Task to carry out: Gather each line containing the string "label" from these entries.

Data for review:
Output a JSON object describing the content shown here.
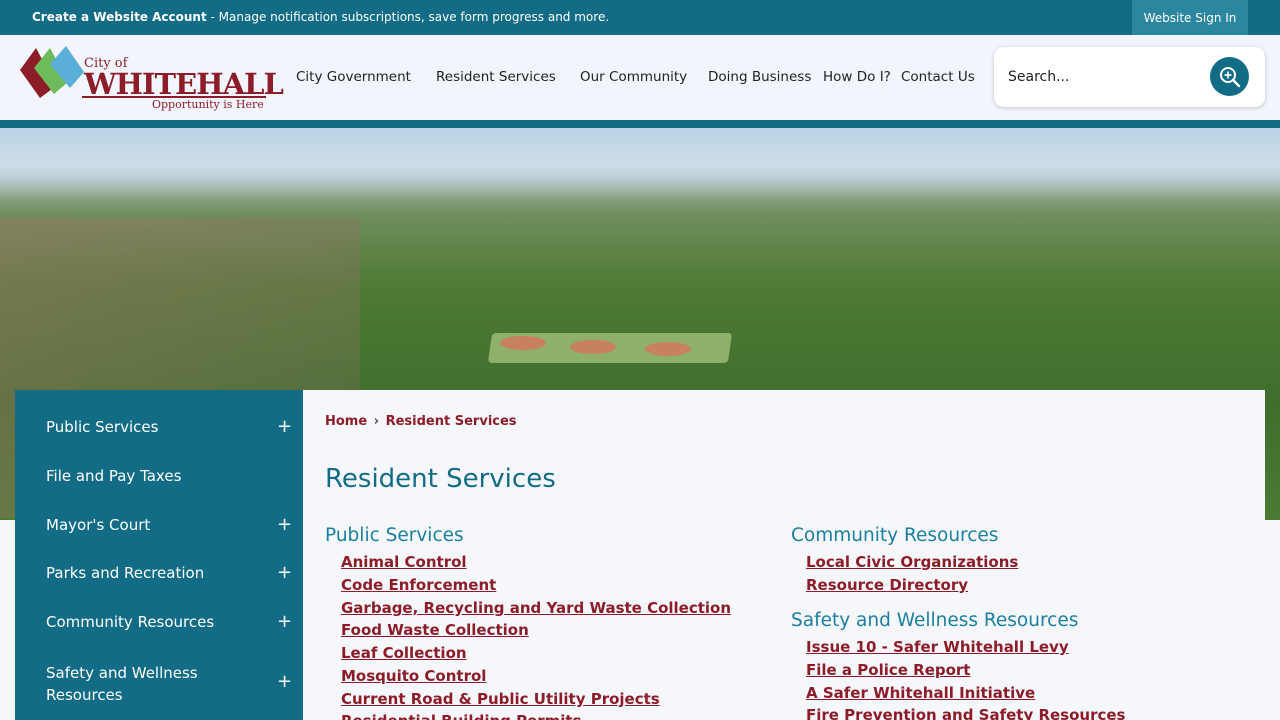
{
  "topbar": {
    "create_bold": "Create a Website Account",
    "create_rest": " - Manage notification subscriptions, save form progress and more.",
    "signin": "Website Sign In"
  },
  "logo": {
    "city_of": "City of",
    "name": "WHITEHALL",
    "tagline": "Opportunity is Here"
  },
  "nav": [
    "City Government",
    "Resident Services",
    "Our Community",
    "Doing Business",
    "How Do I?",
    "Contact Us"
  ],
  "search": {
    "placeholder": "Search..."
  },
  "sidebar": {
    "items": [
      {
        "label": "Public Services",
        "expand": "+"
      },
      {
        "label": "File and Pay Taxes",
        "expand": ""
      },
      {
        "label": "Mayor's Court",
        "expand": "+"
      },
      {
        "label": "Parks and Recreation",
        "expand": "+"
      },
      {
        "label": "Community Resources",
        "expand": "+"
      },
      {
        "label": "Safety and Wellness Resources",
        "expand": "+"
      }
    ]
  },
  "breadcrumb": {
    "home": "Home",
    "sep": "›",
    "current": "Resident Services"
  },
  "page_title": "Resident Services",
  "sections": [
    {
      "title": "Public Services",
      "links": [
        "Animal Control",
        "Code Enforcement",
        "Garbage, Recycling and Yard Waste Collection",
        "Food Waste Collection",
        "Leaf Collection",
        "Mosquito Control",
        "Current Road & Public Utility Projects",
        "Residential Building Permits"
      ]
    },
    {
      "title": "Community Resources",
      "links": [
        "Local Civic Organizations",
        "Resource Directory"
      ]
    },
    {
      "title": "Safety and Wellness Resources",
      "links": [
        "Issue 10 - Safer Whitehall Levy",
        "File a Police Report",
        "A Safer Whitehall Initiative",
        "Fire Prevention and Safety Resources"
      ]
    }
  ],
  "colors": {
    "brand_teal": "#126c85",
    "brand_red": "#8c1d28",
    "section_blue": "#1b7fa0"
  },
  "icons": {
    "search": "search-icon",
    "expand": "plus-icon"
  }
}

Written response:
        "label": "Public Services",
        "label": "File and Pay Taxes",
        "label": "Mayor's Court",
        "label": "Parks and Recreation",
        "label": "Community Resources",
        "label": "Safety and Wellness Resources",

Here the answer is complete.